→ ABOUT THIS TASK
A line qualifies if it holds the string "trên". Copy every qualifying line from the records.

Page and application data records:
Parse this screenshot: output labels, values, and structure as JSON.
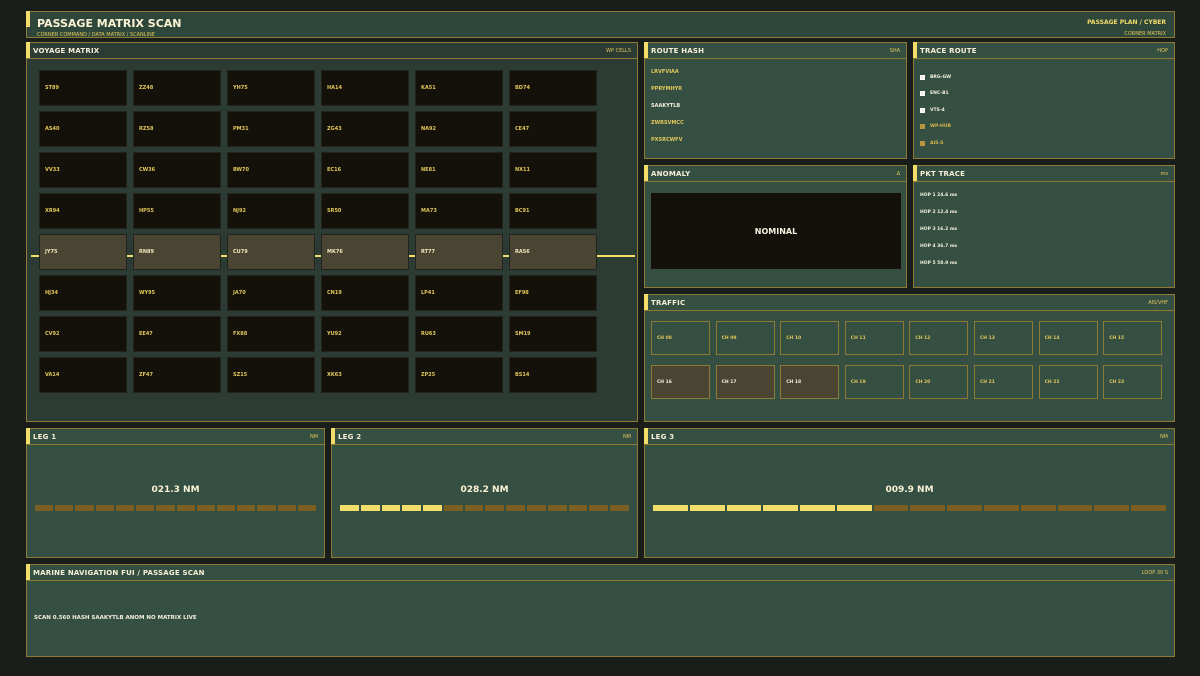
{
  "header": {
    "title": "PASSAGE MATRIX SCAN",
    "breadcrumb": "CORNER COMMAND / DATA MATRIX / SCANLINE",
    "mode": "PASSAGE PLAN / CYBER",
    "submode": "CORNER MATRIX"
  },
  "matrix": {
    "title": "VOYAGE MATRIX",
    "unit": "WP CELLS",
    "highlight_row": 4,
    "rows": [
      [
        "ST89",
        "ZZ48",
        "YH75",
        "HA14",
        "KA51",
        "BD74"
      ],
      [
        "AS40",
        "RZ58",
        "PM31",
        "ZG43",
        "NA92",
        "CE47"
      ],
      [
        "VV33",
        "CW36",
        "BW70",
        "EC16",
        "NE81",
        "NX11"
      ],
      [
        "XR94",
        "HP55",
        "NJ92",
        "SR50",
        "MA73",
        "BC91"
      ],
      [
        "JY75",
        "RN89",
        "CU79",
        "MK76",
        "RT77",
        "RA56"
      ],
      [
        "HJ34",
        "WY95",
        "JA70",
        "CN19",
        "LP41",
        "EF98"
      ],
      [
        "CV92",
        "EE47",
        "FX88",
        "YU92",
        "RU63",
        "SM19"
      ],
      [
        "VA14",
        "ZF47",
        "SZ15",
        "XK63",
        "ZP25",
        "BS14"
      ]
    ]
  },
  "route_hash": {
    "title": "ROUTE HASH",
    "unit": "SHA",
    "items": [
      "LRVFVIAA",
      "PPRYMHYR",
      "SAAKYTLB",
      "ZWRSVMCC",
      "PXSRCWFV"
    ]
  },
  "trace_route": {
    "title": "TRACE ROUTE",
    "unit": "HOP",
    "items": [
      {
        "label": "BRG-GW",
        "on": true
      },
      {
        "label": "ENC-B1",
        "on": true
      },
      {
        "label": "VTS-4",
        "on": true
      },
      {
        "label": "WP-HUB",
        "on": false
      },
      {
        "label": "AIS-S",
        "on": false
      }
    ]
  },
  "anomaly": {
    "title": "ANOMALY",
    "unit": "Δ",
    "value": "NOMINAL"
  },
  "pkt_trace": {
    "title": "PKT TRACE",
    "unit": "ms",
    "items": [
      "HOP 1  24.6 ms",
      "HOP 2  12.4 ms",
      "HOP 3  16.2 ms",
      "HOP 4  36.7 ms",
      "HOP 5  58.9 ms"
    ]
  },
  "traffic": {
    "title": "TRAFFIC",
    "unit": "AIS/VHF",
    "channels": [
      {
        "label": "CH 08",
        "on": false
      },
      {
        "label": "CH 09",
        "on": false
      },
      {
        "label": "CH 10",
        "on": false
      },
      {
        "label": "CH 11",
        "on": false
      },
      {
        "label": "CH 12",
        "on": false
      },
      {
        "label": "CH 13",
        "on": false
      },
      {
        "label": "CH 14",
        "on": false
      },
      {
        "label": "CH 15",
        "on": false
      },
      {
        "label": "CH 16",
        "on": true
      },
      {
        "label": "CH 17",
        "on": true
      },
      {
        "label": "CH 18",
        "on": true
      },
      {
        "label": "CH 19",
        "on": false
      },
      {
        "label": "CH 20",
        "on": false
      },
      {
        "label": "CH 21",
        "on": false
      },
      {
        "label": "CH 22",
        "on": false
      },
      {
        "label": "CH 23",
        "on": false
      }
    ]
  },
  "legs": [
    {
      "title": "LEG 1",
      "unit": "NM",
      "value": "021.3 NM",
      "progress": 0.0,
      "segments": 14
    },
    {
      "title": "LEG 2",
      "unit": "NM",
      "value": "028.2 NM",
      "progress": 0.36,
      "segments": 14
    },
    {
      "title": "LEG 3",
      "unit": "NM",
      "value": "009.9 NM",
      "progress": 0.43,
      "segments": 14
    }
  ],
  "footer": {
    "title": "MARINE NAVIGATION FUI / PASSAGE SCAN",
    "unit": "LOOP 30 S",
    "status": "SCAN 0.560  HASH SAAKYTLB  ANOM NO  MATRIX LIVE"
  },
  "colors": {
    "accent": "#f3dd6b",
    "panel": "#354f42",
    "border": "#8e7a32",
    "cell": "#13110a"
  }
}
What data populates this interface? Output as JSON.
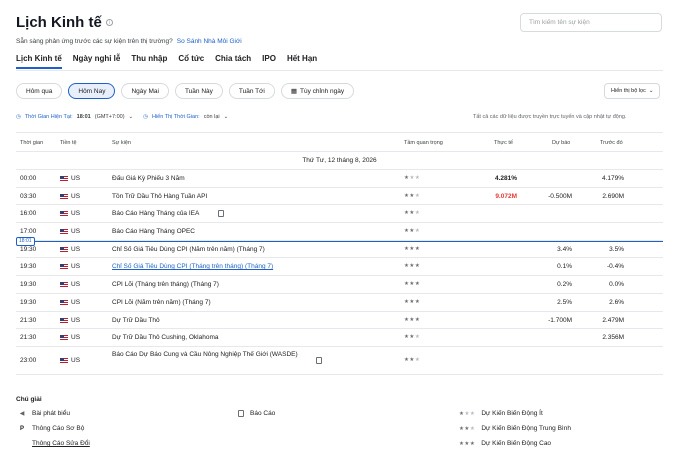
{
  "header": {
    "title": "Lịch Kinh tế",
    "info_icon": "info-icon",
    "search_placeholder": "Tìm kiếm tên sự kiện"
  },
  "subtitle": {
    "text": "Sẵn sàng phản ứng trước các sự kiện trên thị trường?",
    "link": "So Sánh Nhà Môi Giới"
  },
  "tabs": [
    "Lịch Kinh tế",
    "Ngày nghỉ lễ",
    "Thu nhập",
    "Cổ tức",
    "Chia tách",
    "IPO",
    "Hết Hạn"
  ],
  "chips": [
    "Hôm qua",
    "Hôm Nay",
    "Ngày Mai",
    "Tuần Này",
    "Tuần Tới",
    "Tùy chỉnh ngày"
  ],
  "filter_button": "Hiển thị bộ lọc",
  "time_info": {
    "label": "Thời Gian Hiện Tại:",
    "time": "18:01",
    "tz": "(GMT+7:00)",
    "display_label": "Hiển Thị Thời Gian:",
    "display_value": "còn lại"
  },
  "note": "Tất cả các dữ liệu được truyền trực tuyến và cập nhật tự động.",
  "table": {
    "headers": {
      "time": "Thời gian",
      "currency": "Tiền tệ",
      "event": "Sự kiện",
      "importance": "Tầm quan trọng",
      "actual": "Thực tế",
      "forecast": "Dự báo",
      "previous": "Trước đó"
    },
    "date": "Thứ Tư, 12 tháng 8, 2026",
    "now_marker": "18:01",
    "rows": [
      {
        "time": "00:00",
        "cur": "US",
        "event": "Đấu Giá Kỳ Phiếu 3 Năm",
        "imp": 1,
        "actual": "4.281%",
        "forecast": "",
        "previous": "4.179%"
      },
      {
        "time": "03:30",
        "cur": "US",
        "event": "Tồn Trữ Dầu Thô Hàng Tuần API",
        "imp": 2,
        "actual": "9.072M",
        "forecast": "-0.500M",
        "previous": "2.690M"
      },
      {
        "time": "16:00",
        "cur": "US",
        "event": "Báo Cáo Hàng Tháng của IEA",
        "imp": 2,
        "actual": "",
        "forecast": "",
        "previous": ""
      },
      {
        "time": "17:00",
        "cur": "US",
        "event": "Báo Cáo Hàng Tháng OPEC",
        "imp": 2,
        "actual": "",
        "forecast": "",
        "previous": ""
      },
      {
        "time": "19:30",
        "cur": "US",
        "event": "Chỉ Số Giá Tiêu Dùng CPI (Năm trên năm) (Tháng 7)",
        "imp": 3,
        "actual": "",
        "forecast": "3.4%",
        "previous": "3.5%"
      },
      {
        "time": "19:30",
        "cur": "US",
        "event": "Chỉ Số Giá Tiêu Dùng CPI (Tháng trên tháng) (Tháng 7)",
        "imp": 3,
        "actual": "",
        "forecast": "0.1%",
        "previous": "-0.4%"
      },
      {
        "time": "19:30",
        "cur": "US",
        "event": "CPI Lõi (Tháng trên tháng) (Tháng 7)",
        "imp": 3,
        "actual": "",
        "forecast": "0.2%",
        "previous": "0.0%"
      },
      {
        "time": "19:30",
        "cur": "US",
        "event": "CPI Lõi (Năm trên năm) (Tháng 7)",
        "imp": 3,
        "actual": "",
        "forecast": "2.5%",
        "previous": "2.6%"
      },
      {
        "time": "21:30",
        "cur": "US",
        "event": "Dự Trữ Dầu Thô",
        "imp": 3,
        "actual": "",
        "forecast": "-1.700M",
        "previous": "2.479M"
      },
      {
        "time": "21:30",
        "cur": "US",
        "event": "Dự Trữ Dầu Thô Cushing, Oklahoma",
        "imp": 2,
        "actual": "",
        "forecast": "",
        "previous": "2.356M"
      },
      {
        "time": "23:00",
        "cur": "US",
        "event": "Báo Cáo Dự Báo Cung và Cầu Nông Nghiệp Thế Giới (WASDE)",
        "imp": 2,
        "actual": "",
        "forecast": "",
        "previous": ""
      }
    ]
  },
  "legend": {
    "title": "Chú giải",
    "items": {
      "speech": "Bài phát biểu",
      "prelim": "Thông Cáo Sơ Bộ",
      "revised": "Thông Cáo Sửa Đổi",
      "report": "Báo Cáo",
      "low": "Dự Kiến Biến Động Ít",
      "mid": "Dự Kiến Biến Động Trung Bình",
      "high": "Dự Kiến Biến Động Cao"
    }
  },
  "colors": {
    "accent": "#1d61c8",
    "actual_negative": "#e53935"
  }
}
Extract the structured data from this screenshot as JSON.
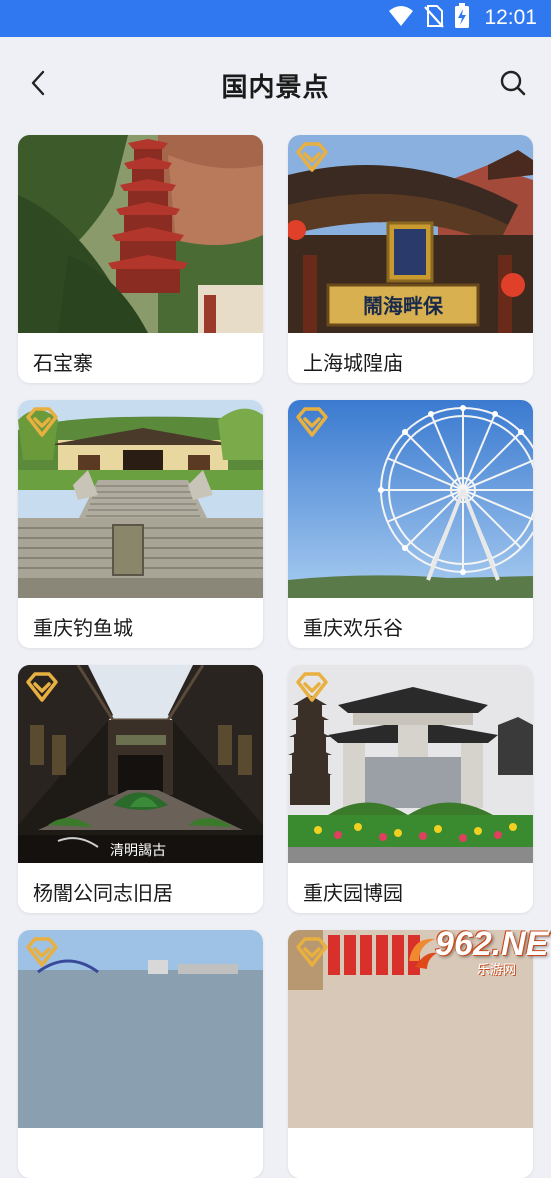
{
  "status_bar": {
    "time": "12:01",
    "icons": [
      "wifi-icon",
      "no-sim-icon",
      "battery-charging-icon"
    ]
  },
  "header": {
    "title": "国内景点",
    "back_icon": "chevron-left-icon",
    "search_icon": "search-icon"
  },
  "attractions": [
    {
      "name": "石宝寨",
      "favorite": false
    },
    {
      "name": "上海城隍庙",
      "favorite": true
    },
    {
      "name": "重庆钓鱼城",
      "favorite": true
    },
    {
      "name": "重庆欢乐谷",
      "favorite": true
    },
    {
      "name": "杨闇公同志旧居",
      "favorite": true
    },
    {
      "name": "重庆园博园",
      "favorite": true
    },
    {
      "name": "",
      "favorite": true
    },
    {
      "name": "",
      "favorite": true
    }
  ],
  "photo_captions": {
    "temple_plaque": "鬧海畔保",
    "courtyard_banner": "清明謁古"
  },
  "watermark": {
    "logo": "962.NET",
    "sub": "乐游网"
  },
  "colors": {
    "status_bar": "#2f78ef",
    "favorite_badge": "#e8b040",
    "background": "#eef0f6"
  }
}
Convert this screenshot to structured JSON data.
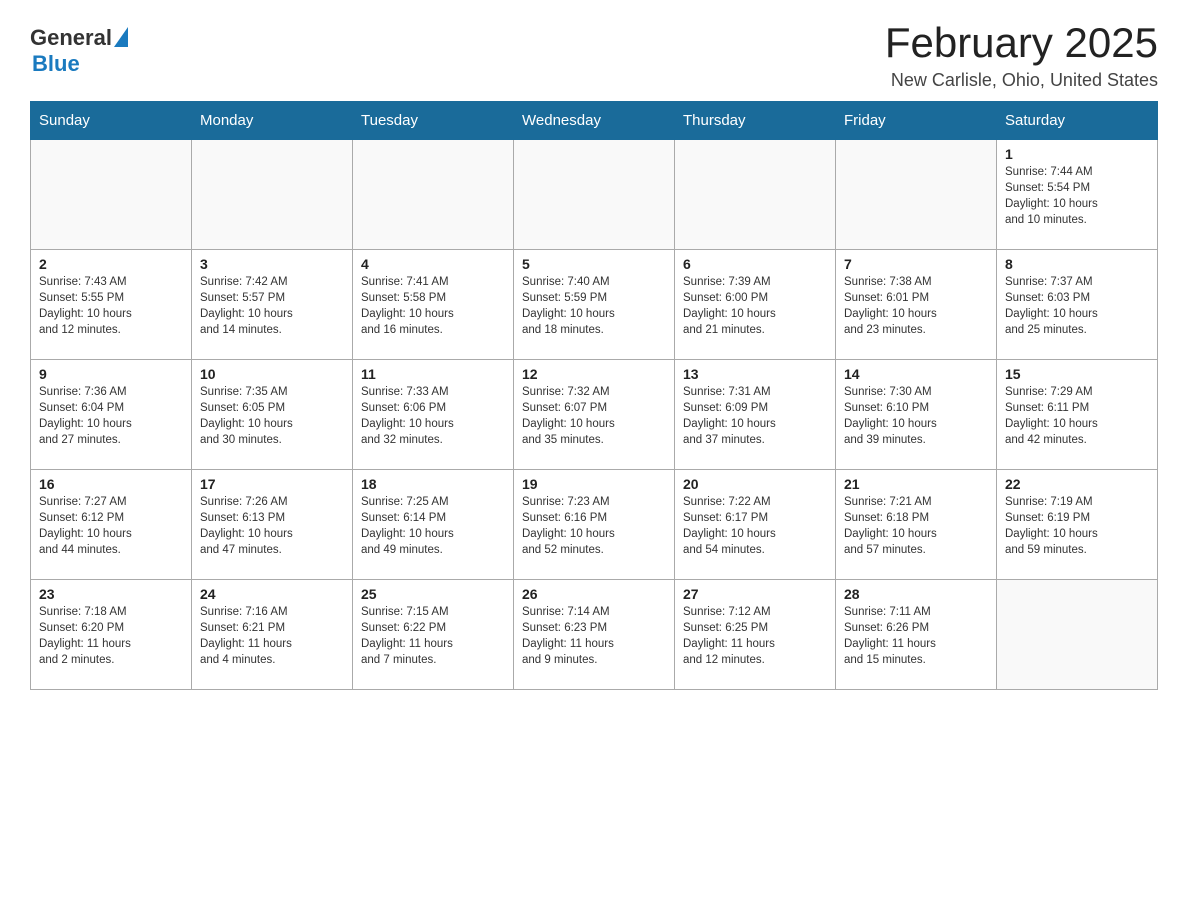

→ OUTPUT OF THE EXERCISE
    "text": "Sẵn sàng phản ứng trước các sự kiện trên thị trường?",
        "event": "Chỉ Số Giá Tiêu Dùng CPI (Năm trên năm) (Tháng 7)",
        "event": "Chỉ Số Giá Tiêu Dùng CPI (Tháng trên tháng) (Tháng 7)",
        "event": "CPI Lõi (Tháng trên tháng) (Tháng 7)",
        "event": "CPI Lõi (Năm trên năm) (Tháng 7)",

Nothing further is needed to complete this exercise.